> **WORK REQUIRED**
Could you give the data below again, exactly and completely?

> **DATA RECORDS**
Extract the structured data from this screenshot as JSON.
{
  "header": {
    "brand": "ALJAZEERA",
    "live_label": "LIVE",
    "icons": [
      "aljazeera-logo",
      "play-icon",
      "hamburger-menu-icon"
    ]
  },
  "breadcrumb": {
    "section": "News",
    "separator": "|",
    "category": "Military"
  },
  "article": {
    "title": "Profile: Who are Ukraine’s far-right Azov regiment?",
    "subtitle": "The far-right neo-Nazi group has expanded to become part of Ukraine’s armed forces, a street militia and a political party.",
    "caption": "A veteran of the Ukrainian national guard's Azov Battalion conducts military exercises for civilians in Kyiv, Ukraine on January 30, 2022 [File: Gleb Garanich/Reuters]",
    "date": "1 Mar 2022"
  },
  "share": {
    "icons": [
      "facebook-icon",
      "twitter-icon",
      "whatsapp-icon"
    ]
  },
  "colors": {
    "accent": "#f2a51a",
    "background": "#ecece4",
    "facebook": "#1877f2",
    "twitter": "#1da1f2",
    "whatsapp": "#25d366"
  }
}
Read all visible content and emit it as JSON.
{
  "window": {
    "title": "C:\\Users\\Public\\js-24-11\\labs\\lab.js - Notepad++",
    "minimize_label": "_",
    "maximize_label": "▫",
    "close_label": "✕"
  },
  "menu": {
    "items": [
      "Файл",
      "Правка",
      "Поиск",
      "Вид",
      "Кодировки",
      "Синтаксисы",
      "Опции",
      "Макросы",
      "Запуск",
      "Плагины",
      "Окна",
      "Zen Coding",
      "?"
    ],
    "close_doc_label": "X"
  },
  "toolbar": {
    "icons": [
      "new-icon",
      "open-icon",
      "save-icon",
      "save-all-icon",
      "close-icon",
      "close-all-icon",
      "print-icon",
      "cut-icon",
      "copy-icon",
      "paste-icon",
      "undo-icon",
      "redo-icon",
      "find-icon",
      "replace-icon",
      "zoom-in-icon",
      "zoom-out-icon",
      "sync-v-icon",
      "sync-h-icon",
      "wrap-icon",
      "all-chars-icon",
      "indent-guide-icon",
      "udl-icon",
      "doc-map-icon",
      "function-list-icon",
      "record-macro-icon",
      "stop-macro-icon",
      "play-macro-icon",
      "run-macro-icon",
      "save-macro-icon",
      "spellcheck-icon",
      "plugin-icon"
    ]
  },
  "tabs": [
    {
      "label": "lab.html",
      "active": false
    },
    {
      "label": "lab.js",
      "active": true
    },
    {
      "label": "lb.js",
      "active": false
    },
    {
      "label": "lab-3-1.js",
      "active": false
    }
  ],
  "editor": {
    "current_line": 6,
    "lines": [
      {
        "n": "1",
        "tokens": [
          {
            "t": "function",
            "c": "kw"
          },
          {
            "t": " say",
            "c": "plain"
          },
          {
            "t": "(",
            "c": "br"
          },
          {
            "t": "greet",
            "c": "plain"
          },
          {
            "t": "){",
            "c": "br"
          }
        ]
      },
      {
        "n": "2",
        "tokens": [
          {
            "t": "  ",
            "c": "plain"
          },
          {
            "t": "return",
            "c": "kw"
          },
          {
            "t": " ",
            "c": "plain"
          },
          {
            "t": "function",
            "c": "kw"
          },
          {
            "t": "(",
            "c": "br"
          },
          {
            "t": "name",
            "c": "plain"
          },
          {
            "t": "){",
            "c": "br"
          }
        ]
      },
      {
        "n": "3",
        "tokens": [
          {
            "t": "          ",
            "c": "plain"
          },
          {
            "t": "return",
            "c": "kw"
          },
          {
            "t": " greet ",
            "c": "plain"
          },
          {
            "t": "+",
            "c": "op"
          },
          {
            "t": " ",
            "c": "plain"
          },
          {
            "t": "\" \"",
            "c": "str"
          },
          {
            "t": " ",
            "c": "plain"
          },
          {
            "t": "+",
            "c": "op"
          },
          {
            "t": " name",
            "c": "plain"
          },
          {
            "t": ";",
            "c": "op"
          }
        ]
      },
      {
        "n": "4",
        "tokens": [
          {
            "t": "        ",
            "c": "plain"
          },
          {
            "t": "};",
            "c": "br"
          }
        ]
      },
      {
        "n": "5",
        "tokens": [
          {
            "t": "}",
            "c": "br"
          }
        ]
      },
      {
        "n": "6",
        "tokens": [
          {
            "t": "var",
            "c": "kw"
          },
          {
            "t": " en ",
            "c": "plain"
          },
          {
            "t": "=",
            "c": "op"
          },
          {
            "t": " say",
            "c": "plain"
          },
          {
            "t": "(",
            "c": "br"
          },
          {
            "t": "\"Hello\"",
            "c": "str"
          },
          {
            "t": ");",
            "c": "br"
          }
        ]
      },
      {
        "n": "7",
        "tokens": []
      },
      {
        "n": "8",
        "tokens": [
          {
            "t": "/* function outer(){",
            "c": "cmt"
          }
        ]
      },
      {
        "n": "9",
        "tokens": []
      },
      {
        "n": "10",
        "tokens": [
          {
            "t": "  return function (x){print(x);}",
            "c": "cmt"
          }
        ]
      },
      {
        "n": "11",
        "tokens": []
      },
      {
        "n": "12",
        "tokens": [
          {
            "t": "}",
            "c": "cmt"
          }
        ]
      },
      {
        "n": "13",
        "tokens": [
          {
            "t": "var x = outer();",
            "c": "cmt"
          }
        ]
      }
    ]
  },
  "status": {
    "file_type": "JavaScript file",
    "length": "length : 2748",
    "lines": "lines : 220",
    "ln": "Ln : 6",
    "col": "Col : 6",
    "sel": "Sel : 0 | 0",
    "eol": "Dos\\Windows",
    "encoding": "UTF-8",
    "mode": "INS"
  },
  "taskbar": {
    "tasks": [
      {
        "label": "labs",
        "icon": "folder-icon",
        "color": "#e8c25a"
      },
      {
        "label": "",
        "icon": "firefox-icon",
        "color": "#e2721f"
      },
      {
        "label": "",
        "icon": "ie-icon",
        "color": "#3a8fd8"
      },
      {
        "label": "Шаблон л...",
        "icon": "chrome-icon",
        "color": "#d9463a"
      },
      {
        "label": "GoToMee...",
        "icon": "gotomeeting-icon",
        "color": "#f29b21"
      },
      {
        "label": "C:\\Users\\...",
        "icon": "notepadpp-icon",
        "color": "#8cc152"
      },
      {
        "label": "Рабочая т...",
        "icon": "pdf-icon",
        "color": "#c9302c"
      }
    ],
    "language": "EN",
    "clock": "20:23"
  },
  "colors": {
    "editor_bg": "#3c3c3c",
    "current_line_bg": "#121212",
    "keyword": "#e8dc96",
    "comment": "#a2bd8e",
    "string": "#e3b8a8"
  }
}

> **EXERCISE ANSWER**
Extract the structured data from this screenshot as JSON.
{
  "header": {
    "brand": "ALJAZEERA",
    "live_label": "LIVE",
    "icons": [
      "aljazeera-logo",
      "play-icon",
      "hamburger-menu-icon"
    ]
  },
  "breadcrumb": {
    "section": "News",
    "separator": "|",
    "category": "Military"
  },
  "article": {
    "title": "Profile: Who are Ukraine’s far-right Azov regiment?",
    "subtitle": "The far-right neo-Nazi group has expanded to become part of Ukraine’s armed forces, a street militia and a political party.",
    "caption": "A veteran of the Ukrainian national guard's Azov Battalion conducts military exercises for civilians in Kyiv, Ukraine on January 30, 2022 [File: Gleb Garanich/Reuters]",
    "date": "1 Mar 2022"
  },
  "share": {
    "icons": [
      "facebook-icon",
      "twitter-icon",
      "whatsapp-icon"
    ]
  },
  "colors": {
    "accent": "#f2a51a",
    "background": "#ecece4",
    "facebook": "#1877f2",
    "twitter": "#1da1f2",
    "whatsapp": "#25d366"
  }
}
Read all visible content and emit it as JSON.
{
  "window": {
    "title": "C:\\Users\\Public\\js-24-11\\labs\\lab.js - Notepad++",
    "minimize_label": "_",
    "maximize_label": "▫",
    "close_label": "✕"
  },
  "menu": {
    "items": [
      "Файл",
      "Правка",
      "Поиск",
      "Вид",
      "Кодировки",
      "Синтаксисы",
      "Опции",
      "Макросы",
      "Запуск",
      "Плагины",
      "Окна",
      "Zen Coding",
      "?"
    ],
    "close_doc_label": "X"
  },
  "toolbar": {
    "icons": [
      "new-icon",
      "open-icon",
      "save-icon",
      "save-all-icon",
      "close-icon",
      "close-all-icon",
      "print-icon",
      "cut-icon",
      "copy-icon",
      "paste-icon",
      "undo-icon",
      "redo-icon",
      "find-icon",
      "replace-icon",
      "zoom-in-icon",
      "zoom-out-icon",
      "sync-v-icon",
      "sync-h-icon",
      "wrap-icon",
      "all-chars-icon",
      "indent-guide-icon",
      "udl-icon",
      "doc-map-icon",
      "function-list-icon",
      "record-macro-icon",
      "stop-macro-icon",
      "play-macro-icon",
      "run-macro-icon",
      "save-macro-icon",
      "spellcheck-icon",
      "plugin-icon"
    ]
  },
  "tabs": [
    {
      "label": "lab.html",
      "active": false
    },
    {
      "label": "lab.js",
      "active": true
    },
    {
      "label": "lb.js",
      "active": false
    },
    {
      "label": "lab-3-1.js",
      "active": false
    }
  ],
  "editor": {
    "current_line": 6,
    "lines": [
      {
        "n": "1",
        "tokens": [
          {
            "t": "function",
            "c": "kw"
          },
          {
            "t": " say",
            "c": "plain"
          },
          {
            "t": "(",
            "c": "br"
          },
          {
            "t": "greet",
            "c": "plain"
          },
          {
            "t": "){",
            "c": "br"
          }
        ]
      },
      {
        "n": "2",
        "tokens": [
          {
            "t": "  ",
            "c": "plain"
          },
          {
            "t": "return",
            "c": "kw"
          },
          {
            "t": " ",
            "c": "plain"
          },
          {
            "t": "function",
            "c": "kw"
          },
          {
            "t": "(",
            "c": "br"
          },
          {
            "t": "name",
            "c": "plain"
          },
          {
            "t": "){",
            "c": "br"
          }
        ]
      },
      {
        "n": "3",
        "tokens": [
          {
            "t": "          ",
            "c": "plain"
          },
          {
            "t": "return",
            "c": "kw"
          },
          {
            "t": " greet ",
            "c": "plain"
          },
          {
            "t": "+",
            "c": "op"
          },
          {
            "t": " ",
            "c": "plain"
          },
          {
            "t": "\" \"",
            "c": "str"
          },
          {
            "t": " ",
            "c": "plain"
          },
          {
            "t": "+",
            "c": "op"
          },
          {
            "t": " name",
            "c": "plain"
          },
          {
            "t": ";",
            "c": "op"
          }
        ]
      },
      {
        "n": "4",
        "tokens": [
          {
            "t": "        ",
            "c": "plain"
          },
          {
            "t": "};",
            "c": "br"
          }
        ]
      },
      {
        "n": "5",
        "tokens": [
          {
            "t": "}",
            "c": "br"
          }
        ]
      },
      {
        "n": "6",
        "tokens": [
          {
            "t": "var",
            "c": "kw"
          },
          {
            "t": " en ",
            "c": "plain"
          },
          {
            "t": "=",
            "c": "op"
          },
          {
            "t": " say",
            "c": "plain"
          },
          {
            "t": "(",
            "c": "br"
          },
          {
            "t": "\"Hello\"",
            "c": "str"
          },
          {
            "t": ");",
            "c": "br"
          }
        ]
      },
      {
        "n": "7",
        "tokens": []
      },
      {
        "n": "8",
        "tokens": [
          {
            "t": "/* function outer(){",
            "c": "cmt"
          }
        ]
      },
      {
        "n": "9",
        "tokens": []
      },
      {
        "n": "10",
        "tokens": [
          {
            "t": "  return function (x){print(x);}",
            "c": "cmt"
          }
        ]
      },
      {
        "n": "11",
        "tokens": []
      },
      {
        "n": "12",
        "tokens": [
          {
            "t": "}",
            "c": "cmt"
          }
        ]
      },
      {
        "n": "13",
        "tokens": [
          {
            "t": "var x = outer();",
            "c": "cmt"
          }
        ]
      }
    ]
  },
  "status": {
    "file_type": "JavaScript file",
    "length": "length : 2748",
    "lines": "lines : 220",
    "ln": "Ln : 6",
    "col": "Col : 6",
    "sel": "Sel : 0 | 0",
    "eol": "Dos\\Windows",
    "encoding": "UTF-8",
    "mode": "INS"
  },
  "taskbar": {
    "tasks": [
      {
        "label": "labs",
        "icon": "folder-icon",
        "color": "#e8c25a"
      },
      {
        "label": "",
        "icon": "firefox-icon",
        "color": "#e2721f"
      },
      {
        "label": "",
        "icon": "ie-icon",
        "color": "#3a8fd8"
      },
      {
        "label": "Шаблон л...",
        "icon": "chrome-icon",
        "color": "#d9463a"
      },
      {
        "label": "GoToMee...",
        "icon": "gotomeeting-icon",
        "color": "#f29b21"
      },
      {
        "label": "C:\\Users\\...",
        "icon": "notepadpp-icon",
        "color": "#8cc152"
      },
      {
        "label": "Рабочая т...",
        "icon": "pdf-icon",
        "color": "#c9302c"
      }
    ],
    "language": "EN",
    "clock": "20:23"
  },
  "colors": {
    "editor_bg": "#3c3c3c",
    "current_line_bg": "#121212",
    "keyword": "#e8dc96",
    "comment": "#a2bd8e",
    "string": "#e3b8a8"
  }
}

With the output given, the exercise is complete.